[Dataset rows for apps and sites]
##########
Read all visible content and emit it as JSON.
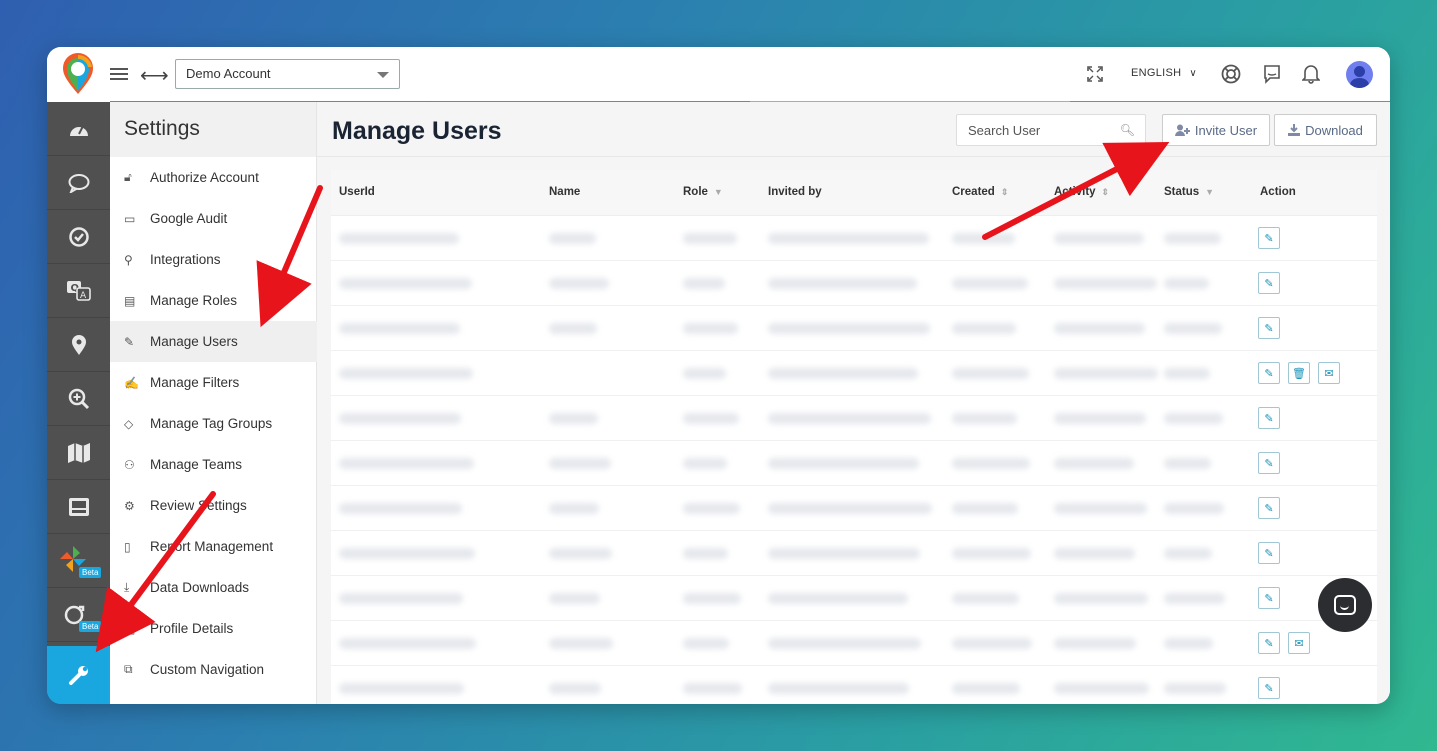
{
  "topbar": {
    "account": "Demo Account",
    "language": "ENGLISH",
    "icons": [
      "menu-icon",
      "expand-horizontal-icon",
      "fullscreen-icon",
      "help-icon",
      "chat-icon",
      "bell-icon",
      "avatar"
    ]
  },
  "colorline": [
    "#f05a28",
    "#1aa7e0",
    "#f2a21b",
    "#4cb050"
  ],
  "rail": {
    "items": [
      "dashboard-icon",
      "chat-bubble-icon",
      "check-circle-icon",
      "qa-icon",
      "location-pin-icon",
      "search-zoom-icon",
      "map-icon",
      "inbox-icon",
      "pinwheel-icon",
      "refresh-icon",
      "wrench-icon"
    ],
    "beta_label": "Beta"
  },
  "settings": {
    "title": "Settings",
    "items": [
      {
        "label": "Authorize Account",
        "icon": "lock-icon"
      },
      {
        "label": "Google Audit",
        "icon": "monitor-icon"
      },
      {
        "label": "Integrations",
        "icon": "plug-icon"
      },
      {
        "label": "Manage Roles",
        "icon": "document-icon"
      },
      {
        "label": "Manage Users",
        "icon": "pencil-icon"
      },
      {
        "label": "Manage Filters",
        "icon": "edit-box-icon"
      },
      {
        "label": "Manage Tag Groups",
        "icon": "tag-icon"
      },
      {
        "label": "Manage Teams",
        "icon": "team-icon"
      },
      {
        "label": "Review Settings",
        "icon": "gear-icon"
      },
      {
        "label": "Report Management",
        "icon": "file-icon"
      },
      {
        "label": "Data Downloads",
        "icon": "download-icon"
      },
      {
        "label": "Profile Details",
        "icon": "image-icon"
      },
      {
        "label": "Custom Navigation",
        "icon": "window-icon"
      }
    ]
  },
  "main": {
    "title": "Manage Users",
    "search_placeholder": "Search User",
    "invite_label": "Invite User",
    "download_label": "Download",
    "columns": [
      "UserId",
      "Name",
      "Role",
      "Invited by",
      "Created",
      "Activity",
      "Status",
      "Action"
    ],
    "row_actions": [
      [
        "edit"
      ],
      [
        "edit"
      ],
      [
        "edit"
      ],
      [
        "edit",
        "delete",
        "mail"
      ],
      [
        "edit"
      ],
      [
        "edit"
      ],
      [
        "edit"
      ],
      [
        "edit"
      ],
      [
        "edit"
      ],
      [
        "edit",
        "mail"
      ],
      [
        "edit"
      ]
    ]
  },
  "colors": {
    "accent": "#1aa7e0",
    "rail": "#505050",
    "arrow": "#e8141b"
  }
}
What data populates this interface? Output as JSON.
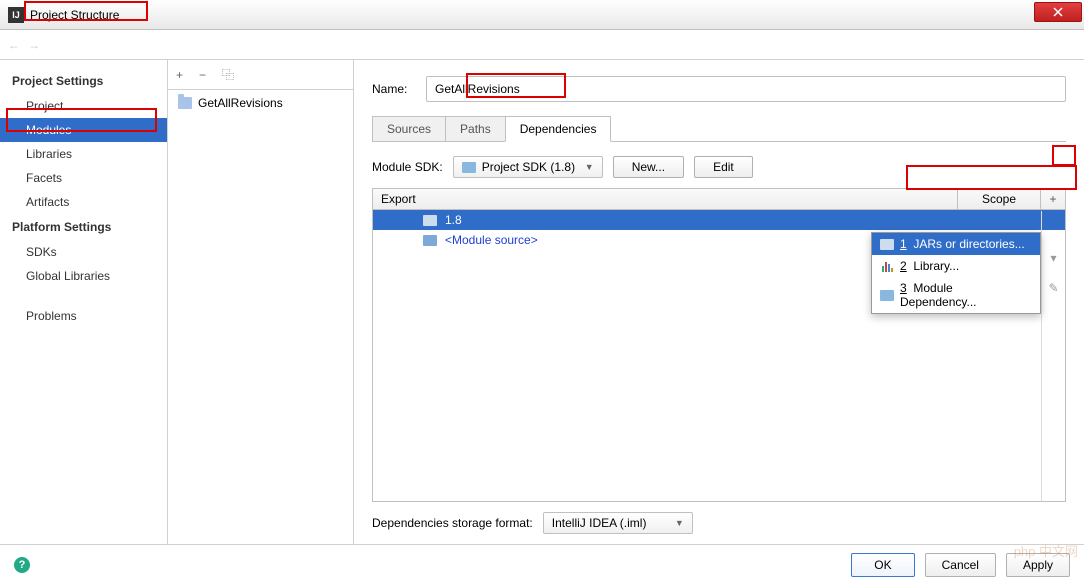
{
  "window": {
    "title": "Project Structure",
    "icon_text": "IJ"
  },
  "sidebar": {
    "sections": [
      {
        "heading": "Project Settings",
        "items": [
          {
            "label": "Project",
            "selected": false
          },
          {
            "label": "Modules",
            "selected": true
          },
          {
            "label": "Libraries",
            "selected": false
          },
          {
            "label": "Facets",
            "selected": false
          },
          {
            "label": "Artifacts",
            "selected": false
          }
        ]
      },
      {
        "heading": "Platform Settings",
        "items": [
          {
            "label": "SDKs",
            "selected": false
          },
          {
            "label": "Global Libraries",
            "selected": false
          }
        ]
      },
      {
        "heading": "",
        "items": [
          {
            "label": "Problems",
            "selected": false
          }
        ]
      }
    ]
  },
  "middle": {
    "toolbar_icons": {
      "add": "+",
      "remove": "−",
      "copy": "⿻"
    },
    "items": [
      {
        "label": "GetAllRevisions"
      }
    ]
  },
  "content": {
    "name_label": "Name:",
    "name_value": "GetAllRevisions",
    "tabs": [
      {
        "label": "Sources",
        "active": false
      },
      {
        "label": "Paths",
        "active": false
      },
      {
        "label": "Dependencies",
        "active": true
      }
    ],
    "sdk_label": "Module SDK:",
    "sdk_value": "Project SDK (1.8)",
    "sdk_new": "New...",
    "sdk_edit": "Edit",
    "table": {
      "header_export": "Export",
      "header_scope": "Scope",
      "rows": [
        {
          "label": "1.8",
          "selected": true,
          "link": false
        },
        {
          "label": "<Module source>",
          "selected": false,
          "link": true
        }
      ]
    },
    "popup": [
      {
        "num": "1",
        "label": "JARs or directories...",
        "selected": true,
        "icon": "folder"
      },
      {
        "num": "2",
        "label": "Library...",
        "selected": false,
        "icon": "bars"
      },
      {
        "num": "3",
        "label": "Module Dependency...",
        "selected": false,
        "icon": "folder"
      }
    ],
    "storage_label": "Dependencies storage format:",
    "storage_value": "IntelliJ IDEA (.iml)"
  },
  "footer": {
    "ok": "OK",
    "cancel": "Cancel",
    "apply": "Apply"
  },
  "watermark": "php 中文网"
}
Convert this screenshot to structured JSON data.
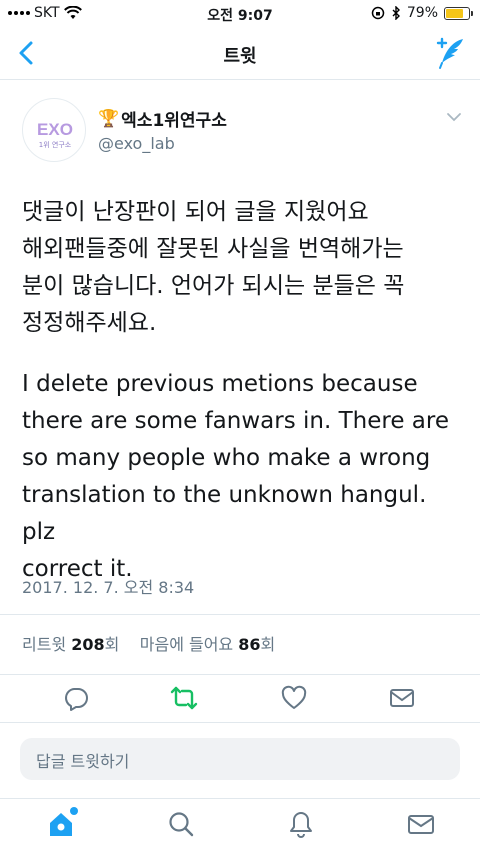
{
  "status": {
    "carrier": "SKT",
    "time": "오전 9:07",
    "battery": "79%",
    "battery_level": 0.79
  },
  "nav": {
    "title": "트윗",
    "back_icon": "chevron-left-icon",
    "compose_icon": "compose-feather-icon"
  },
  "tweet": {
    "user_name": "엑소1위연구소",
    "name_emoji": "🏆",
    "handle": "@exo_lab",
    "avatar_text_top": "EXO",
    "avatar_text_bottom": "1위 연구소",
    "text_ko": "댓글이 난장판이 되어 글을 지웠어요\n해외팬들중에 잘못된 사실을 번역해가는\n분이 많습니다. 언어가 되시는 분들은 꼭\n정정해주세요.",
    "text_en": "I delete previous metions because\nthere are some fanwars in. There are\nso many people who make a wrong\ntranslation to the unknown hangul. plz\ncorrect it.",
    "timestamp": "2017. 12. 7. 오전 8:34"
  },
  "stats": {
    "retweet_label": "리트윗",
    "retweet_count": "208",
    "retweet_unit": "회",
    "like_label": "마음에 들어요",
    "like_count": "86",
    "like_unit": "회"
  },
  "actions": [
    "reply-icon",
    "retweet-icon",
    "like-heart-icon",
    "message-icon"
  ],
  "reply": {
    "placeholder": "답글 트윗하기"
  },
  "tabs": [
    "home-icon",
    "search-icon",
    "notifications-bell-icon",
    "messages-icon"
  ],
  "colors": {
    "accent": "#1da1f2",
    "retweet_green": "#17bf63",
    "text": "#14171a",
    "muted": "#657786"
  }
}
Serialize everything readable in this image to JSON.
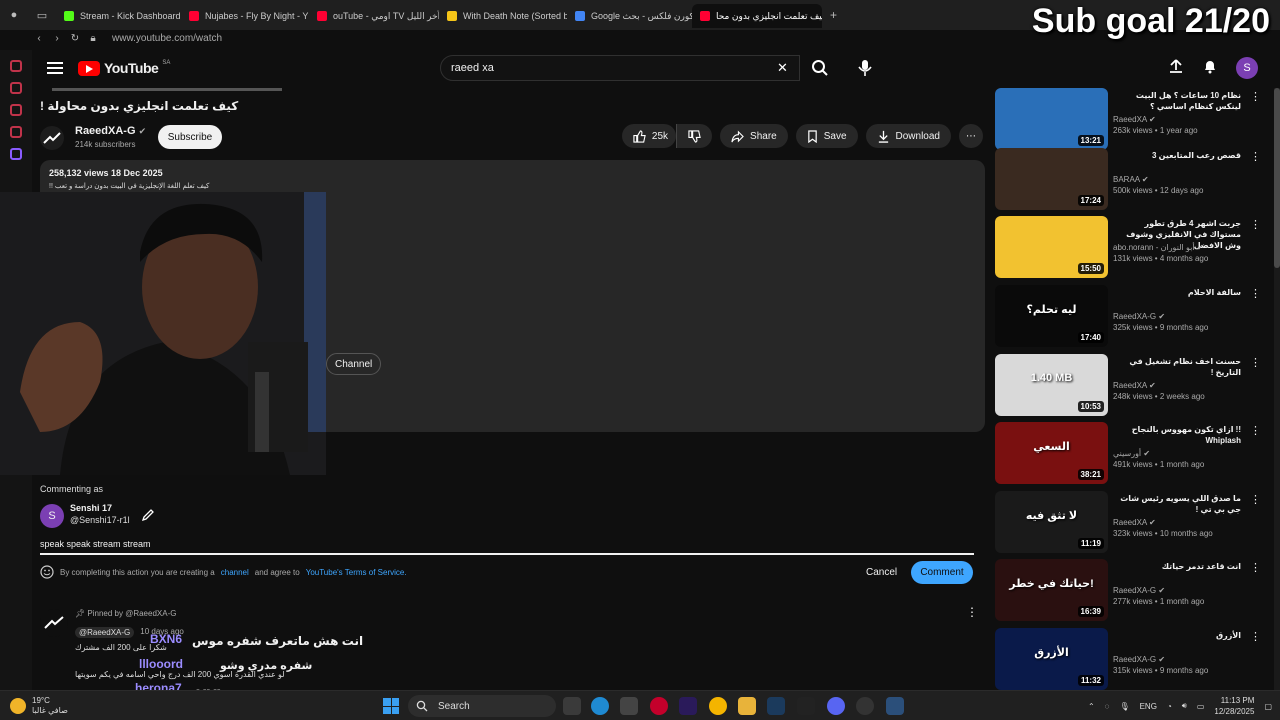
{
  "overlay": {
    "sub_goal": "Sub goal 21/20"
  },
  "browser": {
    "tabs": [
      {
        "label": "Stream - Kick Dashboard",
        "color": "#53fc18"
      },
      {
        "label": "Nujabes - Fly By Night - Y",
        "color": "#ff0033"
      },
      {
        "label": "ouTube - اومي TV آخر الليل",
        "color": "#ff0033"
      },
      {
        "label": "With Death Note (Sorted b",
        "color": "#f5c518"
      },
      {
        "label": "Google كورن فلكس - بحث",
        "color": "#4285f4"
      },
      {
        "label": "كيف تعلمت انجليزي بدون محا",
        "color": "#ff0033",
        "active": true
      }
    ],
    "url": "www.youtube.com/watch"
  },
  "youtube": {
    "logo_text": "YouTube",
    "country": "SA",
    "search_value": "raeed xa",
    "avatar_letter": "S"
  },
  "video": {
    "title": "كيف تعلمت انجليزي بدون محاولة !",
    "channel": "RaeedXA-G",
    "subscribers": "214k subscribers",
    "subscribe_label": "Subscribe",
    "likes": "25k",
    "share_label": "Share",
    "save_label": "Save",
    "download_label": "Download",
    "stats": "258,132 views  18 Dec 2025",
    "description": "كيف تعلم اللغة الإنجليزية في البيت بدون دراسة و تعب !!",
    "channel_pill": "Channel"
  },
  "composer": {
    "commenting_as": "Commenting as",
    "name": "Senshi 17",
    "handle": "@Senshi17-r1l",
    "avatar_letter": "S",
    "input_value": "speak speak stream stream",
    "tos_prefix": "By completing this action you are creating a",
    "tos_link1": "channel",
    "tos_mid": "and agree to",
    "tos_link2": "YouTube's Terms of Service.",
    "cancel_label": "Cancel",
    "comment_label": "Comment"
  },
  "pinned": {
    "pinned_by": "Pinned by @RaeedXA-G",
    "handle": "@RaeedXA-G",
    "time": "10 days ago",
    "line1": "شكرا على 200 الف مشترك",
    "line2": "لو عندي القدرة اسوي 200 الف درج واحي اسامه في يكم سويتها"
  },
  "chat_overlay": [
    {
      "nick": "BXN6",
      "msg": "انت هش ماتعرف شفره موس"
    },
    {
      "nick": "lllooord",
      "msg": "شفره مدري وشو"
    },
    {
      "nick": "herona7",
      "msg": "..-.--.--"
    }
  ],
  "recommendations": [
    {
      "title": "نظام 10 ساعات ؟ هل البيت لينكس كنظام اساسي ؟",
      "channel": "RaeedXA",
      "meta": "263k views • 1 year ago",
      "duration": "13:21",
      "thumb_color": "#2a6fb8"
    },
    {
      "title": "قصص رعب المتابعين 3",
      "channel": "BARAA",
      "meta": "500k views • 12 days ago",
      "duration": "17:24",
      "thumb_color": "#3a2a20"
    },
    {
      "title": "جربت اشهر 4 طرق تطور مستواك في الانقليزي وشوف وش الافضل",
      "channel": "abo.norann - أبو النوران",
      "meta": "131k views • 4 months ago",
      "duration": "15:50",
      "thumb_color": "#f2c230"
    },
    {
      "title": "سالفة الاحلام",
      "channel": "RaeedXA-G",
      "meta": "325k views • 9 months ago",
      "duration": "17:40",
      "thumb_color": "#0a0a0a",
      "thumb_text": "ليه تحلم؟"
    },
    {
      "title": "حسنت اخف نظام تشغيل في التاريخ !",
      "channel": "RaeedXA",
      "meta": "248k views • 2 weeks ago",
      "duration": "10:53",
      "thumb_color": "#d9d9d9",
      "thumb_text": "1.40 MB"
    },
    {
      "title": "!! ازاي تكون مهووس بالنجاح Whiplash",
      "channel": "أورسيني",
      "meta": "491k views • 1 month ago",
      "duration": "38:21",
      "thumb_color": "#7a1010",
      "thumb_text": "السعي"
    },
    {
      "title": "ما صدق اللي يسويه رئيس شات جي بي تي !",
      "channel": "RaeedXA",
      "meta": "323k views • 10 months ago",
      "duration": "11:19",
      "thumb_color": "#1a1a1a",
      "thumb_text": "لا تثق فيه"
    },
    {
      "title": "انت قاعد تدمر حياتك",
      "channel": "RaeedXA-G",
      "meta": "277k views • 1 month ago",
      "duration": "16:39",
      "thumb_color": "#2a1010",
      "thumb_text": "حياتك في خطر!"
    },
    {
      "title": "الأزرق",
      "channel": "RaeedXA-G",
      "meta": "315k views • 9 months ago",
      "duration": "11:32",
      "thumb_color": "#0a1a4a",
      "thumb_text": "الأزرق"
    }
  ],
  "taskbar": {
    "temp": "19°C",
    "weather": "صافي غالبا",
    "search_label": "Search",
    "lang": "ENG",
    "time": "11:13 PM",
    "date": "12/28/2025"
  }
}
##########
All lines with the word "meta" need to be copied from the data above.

      "meta": "263k views • 1 year ago",
      "meta": "500k views • 12 days ago",
      "meta": "131k views • 4 months ago",
      "meta": "325k views • 9 months ago",
      "meta": "248k views • 2 weeks ago",
      "meta": "491k views • 1 month ago",
      "meta": "323k views • 10 months ago",
      "meta": "277k views • 1 month ago",
      "meta": "315k views • 9 months ago",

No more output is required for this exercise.